Mark is a gifted British aircraft 3D maker that has crafted a wide and impressive selection of models with exemplary regularity and care. Mark contributed to our project by providing us with the original 3D meshes for the 40 odd planes featured in Task Force Admiral, from which we home-grew our own in-game variants using our tech and Rizki’s skills. We can’t wait to work again with him in the future – this time perhaps to give the FAA the proper facelift it deserves, thanks to the unique roster of planes he assembled over the years!
Mark’s online shop can be found here.
Having a passion for video games since 1988 and the Great Era of Amiga 500, he was quickly aware of the great possibilities offered by the rise of the PC. Since then, he has played hundreds of different titles of all sorts, although he has a soft spot for the world of computer aviation – and warbirds in particular. For years now, he has been connecting two of his passions – sound & flight sims – by producing new sound effects mods for the games he loves, starting with Flight Simulator, European Air War, Jane’s WW2 Fighters, moving eventually to Il-2 and Il-2 Great Battles. Today, when real life agrees to cut him some slack, he still finds the time to play – and when he is not playing, he might even find some time to make new sound effects for us!
Akos is a noted Hungarian expert at everything Navy. He contributed for several years to the historical research used for World of Warships, and now has put his encyclopedic knowledge to good use in our own project. His erudition regarding every ship that was – and even ships that weren’t – is the sort of help we needed to make sure that South Dakota lacks her secondary gun turrets, or Hiei gets her own shiny modernized pagoda tower!

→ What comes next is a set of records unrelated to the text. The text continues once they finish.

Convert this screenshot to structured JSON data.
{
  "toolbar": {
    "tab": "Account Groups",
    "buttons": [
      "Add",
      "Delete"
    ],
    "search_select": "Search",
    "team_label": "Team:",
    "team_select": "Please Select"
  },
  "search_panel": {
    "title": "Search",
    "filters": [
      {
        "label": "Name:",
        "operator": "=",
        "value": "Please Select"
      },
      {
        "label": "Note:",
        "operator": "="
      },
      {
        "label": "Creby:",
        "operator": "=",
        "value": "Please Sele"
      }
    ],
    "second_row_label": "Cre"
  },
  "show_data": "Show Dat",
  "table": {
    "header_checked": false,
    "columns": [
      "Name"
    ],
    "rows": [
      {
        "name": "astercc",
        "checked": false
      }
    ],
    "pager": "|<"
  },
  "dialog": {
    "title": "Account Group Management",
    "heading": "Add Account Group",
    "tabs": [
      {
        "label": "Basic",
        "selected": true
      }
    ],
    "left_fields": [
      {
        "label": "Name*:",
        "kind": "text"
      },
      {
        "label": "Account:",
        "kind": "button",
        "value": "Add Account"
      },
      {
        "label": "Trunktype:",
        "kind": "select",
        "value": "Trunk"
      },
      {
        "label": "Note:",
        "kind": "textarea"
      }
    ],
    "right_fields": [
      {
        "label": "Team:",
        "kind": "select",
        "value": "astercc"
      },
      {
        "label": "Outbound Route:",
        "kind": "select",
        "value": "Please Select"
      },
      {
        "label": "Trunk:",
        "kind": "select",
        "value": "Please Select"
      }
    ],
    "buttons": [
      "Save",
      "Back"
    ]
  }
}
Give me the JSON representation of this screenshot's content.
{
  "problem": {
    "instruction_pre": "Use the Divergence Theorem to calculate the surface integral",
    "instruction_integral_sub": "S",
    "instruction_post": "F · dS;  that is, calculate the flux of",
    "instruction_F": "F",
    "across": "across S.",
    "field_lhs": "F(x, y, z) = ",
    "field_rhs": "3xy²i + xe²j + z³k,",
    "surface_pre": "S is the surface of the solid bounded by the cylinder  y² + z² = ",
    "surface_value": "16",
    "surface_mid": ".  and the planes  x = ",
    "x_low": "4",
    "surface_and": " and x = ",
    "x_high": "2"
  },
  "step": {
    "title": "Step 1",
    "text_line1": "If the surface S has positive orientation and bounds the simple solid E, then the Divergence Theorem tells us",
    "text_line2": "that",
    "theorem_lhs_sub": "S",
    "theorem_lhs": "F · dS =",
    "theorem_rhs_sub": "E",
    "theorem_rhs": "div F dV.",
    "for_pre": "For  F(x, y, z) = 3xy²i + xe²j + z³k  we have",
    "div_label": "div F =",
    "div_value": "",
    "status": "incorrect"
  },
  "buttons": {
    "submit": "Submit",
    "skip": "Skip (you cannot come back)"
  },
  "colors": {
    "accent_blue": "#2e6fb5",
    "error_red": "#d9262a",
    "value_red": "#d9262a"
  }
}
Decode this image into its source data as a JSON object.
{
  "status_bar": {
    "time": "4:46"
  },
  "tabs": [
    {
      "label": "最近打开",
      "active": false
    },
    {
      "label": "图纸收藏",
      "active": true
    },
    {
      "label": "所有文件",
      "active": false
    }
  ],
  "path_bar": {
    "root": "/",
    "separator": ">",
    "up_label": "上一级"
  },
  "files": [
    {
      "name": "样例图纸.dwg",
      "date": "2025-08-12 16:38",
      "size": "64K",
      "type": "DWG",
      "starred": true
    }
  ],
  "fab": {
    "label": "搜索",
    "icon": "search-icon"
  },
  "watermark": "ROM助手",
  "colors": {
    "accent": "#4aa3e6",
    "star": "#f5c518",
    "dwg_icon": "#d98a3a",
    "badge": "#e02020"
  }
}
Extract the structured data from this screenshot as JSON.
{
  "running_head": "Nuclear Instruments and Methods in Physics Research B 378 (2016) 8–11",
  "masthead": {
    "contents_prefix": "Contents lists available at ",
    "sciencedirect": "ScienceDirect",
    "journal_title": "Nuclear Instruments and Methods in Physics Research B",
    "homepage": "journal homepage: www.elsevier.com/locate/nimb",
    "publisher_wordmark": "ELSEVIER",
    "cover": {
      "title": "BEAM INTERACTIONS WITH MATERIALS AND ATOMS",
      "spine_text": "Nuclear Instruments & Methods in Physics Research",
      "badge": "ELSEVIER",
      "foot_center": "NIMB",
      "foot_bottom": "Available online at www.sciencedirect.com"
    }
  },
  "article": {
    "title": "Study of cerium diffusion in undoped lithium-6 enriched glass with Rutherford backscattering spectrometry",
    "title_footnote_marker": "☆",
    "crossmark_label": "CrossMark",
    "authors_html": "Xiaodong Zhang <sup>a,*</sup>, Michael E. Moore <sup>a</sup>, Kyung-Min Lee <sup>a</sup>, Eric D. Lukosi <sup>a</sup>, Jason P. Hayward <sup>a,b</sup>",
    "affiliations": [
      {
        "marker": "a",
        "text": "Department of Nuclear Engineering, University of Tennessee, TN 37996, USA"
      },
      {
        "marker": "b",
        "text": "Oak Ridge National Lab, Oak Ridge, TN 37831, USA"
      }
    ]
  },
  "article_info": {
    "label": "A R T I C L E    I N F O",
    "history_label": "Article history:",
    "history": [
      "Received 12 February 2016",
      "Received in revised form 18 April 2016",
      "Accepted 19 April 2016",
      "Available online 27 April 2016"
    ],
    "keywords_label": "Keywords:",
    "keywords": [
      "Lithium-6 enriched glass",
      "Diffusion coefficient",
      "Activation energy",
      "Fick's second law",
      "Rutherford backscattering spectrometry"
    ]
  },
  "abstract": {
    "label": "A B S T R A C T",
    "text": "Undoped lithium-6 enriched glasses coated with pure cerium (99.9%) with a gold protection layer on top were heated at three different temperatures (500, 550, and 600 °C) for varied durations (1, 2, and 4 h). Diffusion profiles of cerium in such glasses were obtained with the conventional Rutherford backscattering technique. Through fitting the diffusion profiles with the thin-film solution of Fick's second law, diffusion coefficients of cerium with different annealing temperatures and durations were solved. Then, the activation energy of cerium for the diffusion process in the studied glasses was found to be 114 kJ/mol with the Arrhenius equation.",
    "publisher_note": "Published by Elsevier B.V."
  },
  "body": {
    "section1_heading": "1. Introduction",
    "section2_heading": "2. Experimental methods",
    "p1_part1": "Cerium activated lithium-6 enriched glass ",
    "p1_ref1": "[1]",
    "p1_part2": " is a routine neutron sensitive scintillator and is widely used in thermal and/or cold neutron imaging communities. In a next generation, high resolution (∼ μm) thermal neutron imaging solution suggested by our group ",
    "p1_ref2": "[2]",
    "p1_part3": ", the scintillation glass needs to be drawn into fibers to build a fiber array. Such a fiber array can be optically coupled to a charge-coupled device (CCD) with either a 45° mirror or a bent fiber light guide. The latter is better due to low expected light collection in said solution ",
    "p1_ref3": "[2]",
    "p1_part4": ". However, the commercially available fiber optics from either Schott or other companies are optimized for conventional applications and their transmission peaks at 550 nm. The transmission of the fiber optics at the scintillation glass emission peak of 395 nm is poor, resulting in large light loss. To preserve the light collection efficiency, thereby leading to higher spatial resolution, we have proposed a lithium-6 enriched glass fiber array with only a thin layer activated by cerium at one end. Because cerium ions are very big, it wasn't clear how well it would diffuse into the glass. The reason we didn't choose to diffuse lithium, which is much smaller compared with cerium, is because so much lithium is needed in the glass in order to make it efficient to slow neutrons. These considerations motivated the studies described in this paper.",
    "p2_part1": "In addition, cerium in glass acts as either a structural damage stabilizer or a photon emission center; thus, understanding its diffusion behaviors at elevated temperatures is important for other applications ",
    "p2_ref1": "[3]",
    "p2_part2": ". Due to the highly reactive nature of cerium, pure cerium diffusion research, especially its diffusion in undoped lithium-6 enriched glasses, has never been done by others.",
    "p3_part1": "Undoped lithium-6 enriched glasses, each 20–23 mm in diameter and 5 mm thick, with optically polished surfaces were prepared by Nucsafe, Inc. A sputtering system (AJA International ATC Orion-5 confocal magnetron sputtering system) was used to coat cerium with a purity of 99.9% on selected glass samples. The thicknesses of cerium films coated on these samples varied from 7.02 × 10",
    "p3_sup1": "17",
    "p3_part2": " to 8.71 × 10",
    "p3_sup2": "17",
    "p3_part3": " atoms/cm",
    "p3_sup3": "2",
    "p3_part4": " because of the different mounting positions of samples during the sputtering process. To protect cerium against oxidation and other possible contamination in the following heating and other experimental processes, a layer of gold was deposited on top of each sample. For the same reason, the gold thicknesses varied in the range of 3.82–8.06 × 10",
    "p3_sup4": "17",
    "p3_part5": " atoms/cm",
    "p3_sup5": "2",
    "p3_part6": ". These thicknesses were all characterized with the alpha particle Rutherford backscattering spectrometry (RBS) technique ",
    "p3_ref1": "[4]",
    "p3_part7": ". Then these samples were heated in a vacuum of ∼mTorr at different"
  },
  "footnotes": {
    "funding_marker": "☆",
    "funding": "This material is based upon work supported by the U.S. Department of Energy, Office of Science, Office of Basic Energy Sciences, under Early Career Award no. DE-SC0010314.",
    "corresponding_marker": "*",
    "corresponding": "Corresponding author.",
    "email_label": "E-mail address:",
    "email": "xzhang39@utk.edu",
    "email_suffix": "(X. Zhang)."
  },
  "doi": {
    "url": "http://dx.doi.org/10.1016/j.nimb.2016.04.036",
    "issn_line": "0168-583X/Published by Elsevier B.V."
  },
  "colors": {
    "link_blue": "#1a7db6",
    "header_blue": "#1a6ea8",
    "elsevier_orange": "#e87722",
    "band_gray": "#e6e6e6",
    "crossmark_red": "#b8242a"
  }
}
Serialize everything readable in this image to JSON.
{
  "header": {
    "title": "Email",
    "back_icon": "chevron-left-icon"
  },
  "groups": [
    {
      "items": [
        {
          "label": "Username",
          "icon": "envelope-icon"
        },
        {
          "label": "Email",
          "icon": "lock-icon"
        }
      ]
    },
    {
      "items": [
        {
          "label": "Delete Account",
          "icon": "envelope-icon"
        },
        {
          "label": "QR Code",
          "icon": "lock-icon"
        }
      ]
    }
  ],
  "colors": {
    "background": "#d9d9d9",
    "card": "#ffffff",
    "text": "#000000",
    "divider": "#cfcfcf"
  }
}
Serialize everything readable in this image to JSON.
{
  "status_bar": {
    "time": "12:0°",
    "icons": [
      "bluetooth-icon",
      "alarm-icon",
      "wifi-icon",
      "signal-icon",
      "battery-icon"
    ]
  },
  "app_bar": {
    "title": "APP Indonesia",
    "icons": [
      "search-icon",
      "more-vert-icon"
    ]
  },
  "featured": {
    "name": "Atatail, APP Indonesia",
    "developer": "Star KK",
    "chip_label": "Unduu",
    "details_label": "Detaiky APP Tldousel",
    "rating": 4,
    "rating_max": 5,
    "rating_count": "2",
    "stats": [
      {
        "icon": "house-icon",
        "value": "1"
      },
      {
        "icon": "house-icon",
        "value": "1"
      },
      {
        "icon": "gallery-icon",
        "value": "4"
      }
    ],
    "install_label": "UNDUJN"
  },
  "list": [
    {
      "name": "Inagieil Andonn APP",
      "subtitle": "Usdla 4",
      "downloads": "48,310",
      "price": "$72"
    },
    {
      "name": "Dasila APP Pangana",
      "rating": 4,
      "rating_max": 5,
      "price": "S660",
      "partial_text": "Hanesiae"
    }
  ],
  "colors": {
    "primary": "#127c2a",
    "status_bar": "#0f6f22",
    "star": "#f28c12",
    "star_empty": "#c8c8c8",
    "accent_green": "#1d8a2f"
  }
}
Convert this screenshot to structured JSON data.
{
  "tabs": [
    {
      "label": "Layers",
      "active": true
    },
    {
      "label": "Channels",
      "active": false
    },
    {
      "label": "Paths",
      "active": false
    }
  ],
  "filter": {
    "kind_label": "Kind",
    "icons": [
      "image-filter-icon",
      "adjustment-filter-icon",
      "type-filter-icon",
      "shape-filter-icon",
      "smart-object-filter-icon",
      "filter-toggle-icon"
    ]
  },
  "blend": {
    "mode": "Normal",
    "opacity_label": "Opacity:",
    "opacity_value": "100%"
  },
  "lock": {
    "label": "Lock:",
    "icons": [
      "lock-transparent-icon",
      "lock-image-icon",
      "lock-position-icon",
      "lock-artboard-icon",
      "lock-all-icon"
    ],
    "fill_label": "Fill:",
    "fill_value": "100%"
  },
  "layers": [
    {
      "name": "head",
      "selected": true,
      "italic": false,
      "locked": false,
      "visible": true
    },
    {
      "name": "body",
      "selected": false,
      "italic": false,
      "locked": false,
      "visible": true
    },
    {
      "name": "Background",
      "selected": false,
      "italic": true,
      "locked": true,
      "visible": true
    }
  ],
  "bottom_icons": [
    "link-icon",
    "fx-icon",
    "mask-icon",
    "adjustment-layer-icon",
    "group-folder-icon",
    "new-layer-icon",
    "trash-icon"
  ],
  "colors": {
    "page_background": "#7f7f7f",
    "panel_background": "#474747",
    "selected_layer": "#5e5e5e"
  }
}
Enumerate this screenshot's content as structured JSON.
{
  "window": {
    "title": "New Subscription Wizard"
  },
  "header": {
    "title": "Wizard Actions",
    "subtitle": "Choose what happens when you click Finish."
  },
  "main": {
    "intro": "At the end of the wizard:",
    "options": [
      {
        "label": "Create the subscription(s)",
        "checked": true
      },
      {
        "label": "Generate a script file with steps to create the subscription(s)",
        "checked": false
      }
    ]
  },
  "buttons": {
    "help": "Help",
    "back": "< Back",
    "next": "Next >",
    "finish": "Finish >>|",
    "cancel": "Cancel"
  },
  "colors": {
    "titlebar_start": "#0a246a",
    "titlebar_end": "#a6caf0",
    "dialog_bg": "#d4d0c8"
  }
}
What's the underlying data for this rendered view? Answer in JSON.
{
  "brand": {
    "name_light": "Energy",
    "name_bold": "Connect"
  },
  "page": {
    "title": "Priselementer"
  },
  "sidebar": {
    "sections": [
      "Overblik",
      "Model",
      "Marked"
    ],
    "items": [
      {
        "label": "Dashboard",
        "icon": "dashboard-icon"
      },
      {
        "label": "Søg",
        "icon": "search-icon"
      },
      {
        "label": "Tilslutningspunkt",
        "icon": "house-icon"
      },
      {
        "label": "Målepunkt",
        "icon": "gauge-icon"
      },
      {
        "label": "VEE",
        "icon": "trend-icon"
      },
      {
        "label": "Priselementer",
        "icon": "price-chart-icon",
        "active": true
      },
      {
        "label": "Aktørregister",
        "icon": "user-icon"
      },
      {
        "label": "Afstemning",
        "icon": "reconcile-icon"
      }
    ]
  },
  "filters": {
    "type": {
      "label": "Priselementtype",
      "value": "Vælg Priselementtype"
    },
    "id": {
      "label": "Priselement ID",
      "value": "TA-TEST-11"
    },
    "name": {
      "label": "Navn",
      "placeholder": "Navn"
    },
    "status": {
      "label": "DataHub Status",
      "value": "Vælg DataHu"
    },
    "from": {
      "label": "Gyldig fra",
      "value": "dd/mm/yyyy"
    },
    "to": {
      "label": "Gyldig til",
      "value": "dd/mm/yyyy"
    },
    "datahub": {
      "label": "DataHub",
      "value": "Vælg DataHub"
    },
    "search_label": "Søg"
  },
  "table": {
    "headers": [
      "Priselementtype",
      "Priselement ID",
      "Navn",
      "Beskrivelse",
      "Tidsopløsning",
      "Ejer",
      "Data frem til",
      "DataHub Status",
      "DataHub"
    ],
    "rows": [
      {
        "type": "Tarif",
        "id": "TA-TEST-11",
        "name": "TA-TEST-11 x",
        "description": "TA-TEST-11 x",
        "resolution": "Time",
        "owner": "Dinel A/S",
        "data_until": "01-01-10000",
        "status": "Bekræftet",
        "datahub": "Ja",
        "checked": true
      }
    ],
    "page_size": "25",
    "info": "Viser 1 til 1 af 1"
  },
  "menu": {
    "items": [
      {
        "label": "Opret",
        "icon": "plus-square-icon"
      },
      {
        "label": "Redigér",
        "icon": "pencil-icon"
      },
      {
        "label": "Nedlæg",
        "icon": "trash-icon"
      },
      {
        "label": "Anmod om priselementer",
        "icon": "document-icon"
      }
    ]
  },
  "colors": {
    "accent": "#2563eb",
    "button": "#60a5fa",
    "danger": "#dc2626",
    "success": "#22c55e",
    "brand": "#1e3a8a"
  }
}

Akos’ website Warship Projects (1900-1950) dedicated to warship development history can be found here.
Mal is the is an Australian maritime artist from Adelaide whose art include quite a few game-related pieces. He also indulges in game-making himself, being a board & miniature wargame designer specialized in WW2 naval topics. A noted author on the Royal Navy with three published books already, he kindly proposed to help us with the paint schemes of the ships of the era. He also happens to be the curator of the Naval Wargaming Facebook group – don’t hesitate to go over there have a look if you’re into miniature or pixel warships!
Mark’s first board wargame was Avalon Hill’s Guadalcanal and his first computer wargame was Chris Crawford’s Eastern Front on the Atari 400. He has never looked back and looks forward to the next innovative wargame experience. After 30 years in IT, he awaits his next big challenge, retirement. In the meantime, he is fine enough a lad to find time for us. Just like Steven, Mark is a member of the Grogheads community who offered to help very early in the development, and has been hard at work trying to correct our clumsy English since then.